_Directions for this task_. Please retype the listing below without a single change.

_Provided material_.
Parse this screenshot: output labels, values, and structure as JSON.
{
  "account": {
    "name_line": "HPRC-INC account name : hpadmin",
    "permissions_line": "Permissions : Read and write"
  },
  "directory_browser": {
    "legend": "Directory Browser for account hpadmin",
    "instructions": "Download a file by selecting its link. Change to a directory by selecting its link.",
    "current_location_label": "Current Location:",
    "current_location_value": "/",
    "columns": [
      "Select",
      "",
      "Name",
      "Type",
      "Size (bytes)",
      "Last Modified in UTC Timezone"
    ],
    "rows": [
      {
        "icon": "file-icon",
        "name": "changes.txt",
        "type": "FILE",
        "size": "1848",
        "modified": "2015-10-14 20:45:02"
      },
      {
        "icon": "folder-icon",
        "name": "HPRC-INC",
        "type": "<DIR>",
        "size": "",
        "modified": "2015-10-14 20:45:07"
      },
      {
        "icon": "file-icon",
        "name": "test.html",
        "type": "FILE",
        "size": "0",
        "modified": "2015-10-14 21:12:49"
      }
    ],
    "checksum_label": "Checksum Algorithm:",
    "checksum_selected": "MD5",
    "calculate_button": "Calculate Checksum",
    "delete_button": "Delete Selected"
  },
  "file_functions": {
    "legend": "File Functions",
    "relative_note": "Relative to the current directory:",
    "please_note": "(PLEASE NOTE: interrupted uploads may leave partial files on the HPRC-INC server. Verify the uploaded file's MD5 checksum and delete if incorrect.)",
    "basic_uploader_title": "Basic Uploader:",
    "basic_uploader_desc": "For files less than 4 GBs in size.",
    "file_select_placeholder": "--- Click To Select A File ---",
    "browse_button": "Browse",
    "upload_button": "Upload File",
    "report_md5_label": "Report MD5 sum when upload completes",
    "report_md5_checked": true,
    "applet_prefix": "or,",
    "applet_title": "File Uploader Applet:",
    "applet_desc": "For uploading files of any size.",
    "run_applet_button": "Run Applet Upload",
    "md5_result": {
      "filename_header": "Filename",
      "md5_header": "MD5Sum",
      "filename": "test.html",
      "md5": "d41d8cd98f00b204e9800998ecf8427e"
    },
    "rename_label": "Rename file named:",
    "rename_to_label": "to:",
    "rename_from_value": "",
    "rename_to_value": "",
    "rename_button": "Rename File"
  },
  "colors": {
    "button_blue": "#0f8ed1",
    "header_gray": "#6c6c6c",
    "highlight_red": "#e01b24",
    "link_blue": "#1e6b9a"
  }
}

_The answer_.
Parse this screenshot: output labels, values, and structure as JSON.
{
  "account": {
    "name_line": "HPRC-INC account name : hpadmin",
    "permissions_line": "Permissions : Read and write"
  },
  "directory_browser": {
    "legend": "Directory Browser for account hpadmin",
    "instructions": "Download a file by selecting its link. Change to a directory by selecting its link.",
    "current_location_label": "Current Location:",
    "current_location_value": "/",
    "columns": [
      "Select",
      "",
      "Name",
      "Type",
      "Size (bytes)",
      "Last Modified in UTC Timezone"
    ],
    "rows": [
      {
        "icon": "file-icon",
        "name": "changes.txt",
        "type": "FILE",
        "size": "1848",
        "modified": "2015-10-14 20:45:02"
      },
      {
        "icon": "folder-icon",
        "name": "HPRC-INC",
        "type": "<DIR>",
        "size": "",
        "modified": "2015-10-14 20:45:07"
      },
      {
        "icon": "file-icon",
        "name": "test.html",
        "type": "FILE",
        "size": "0",
        "modified": "2015-10-14 21:12:49"
      }
    ],
    "checksum_label": "Checksum Algorithm:",
    "checksum_selected": "MD5",
    "calculate_button": "Calculate Checksum",
    "delete_button": "Delete Selected"
  },
  "file_functions": {
    "legend": "File Functions",
    "relative_note": "Relative to the current directory:",
    "please_note": "(PLEASE NOTE: interrupted uploads may leave partial files on the HPRC-INC server. Verify the uploaded file's MD5 checksum and delete if incorrect.)",
    "basic_uploader_title": "Basic Uploader:",
    "basic_uploader_desc": "For files less than 4 GBs in size.",
    "file_select_placeholder": "--- Click To Select A File ---",
    "browse_button": "Browse",
    "upload_button": "Upload File",
    "report_md5_label": "Report MD5 sum when upload completes",
    "report_md5_checked": true,
    "applet_prefix": "or,",
    "applet_title": "File Uploader Applet:",
    "applet_desc": "For uploading files of any size.",
    "run_applet_button": "Run Applet Upload",
    "md5_result": {
      "filename_header": "Filename",
      "md5_header": "MD5Sum",
      "filename": "test.html",
      "md5": "d41d8cd98f00b204e9800998ecf8427e"
    },
    "rename_label": "Rename file named:",
    "rename_to_label": "to:",
    "rename_from_value": "",
    "rename_to_value": "",
    "rename_button": "Rename File"
  },
  "colors": {
    "button_blue": "#0f8ed1",
    "header_gray": "#6c6c6c",
    "highlight_red": "#e01b24",
    "link_blue": "#1e6b9a"
  }
}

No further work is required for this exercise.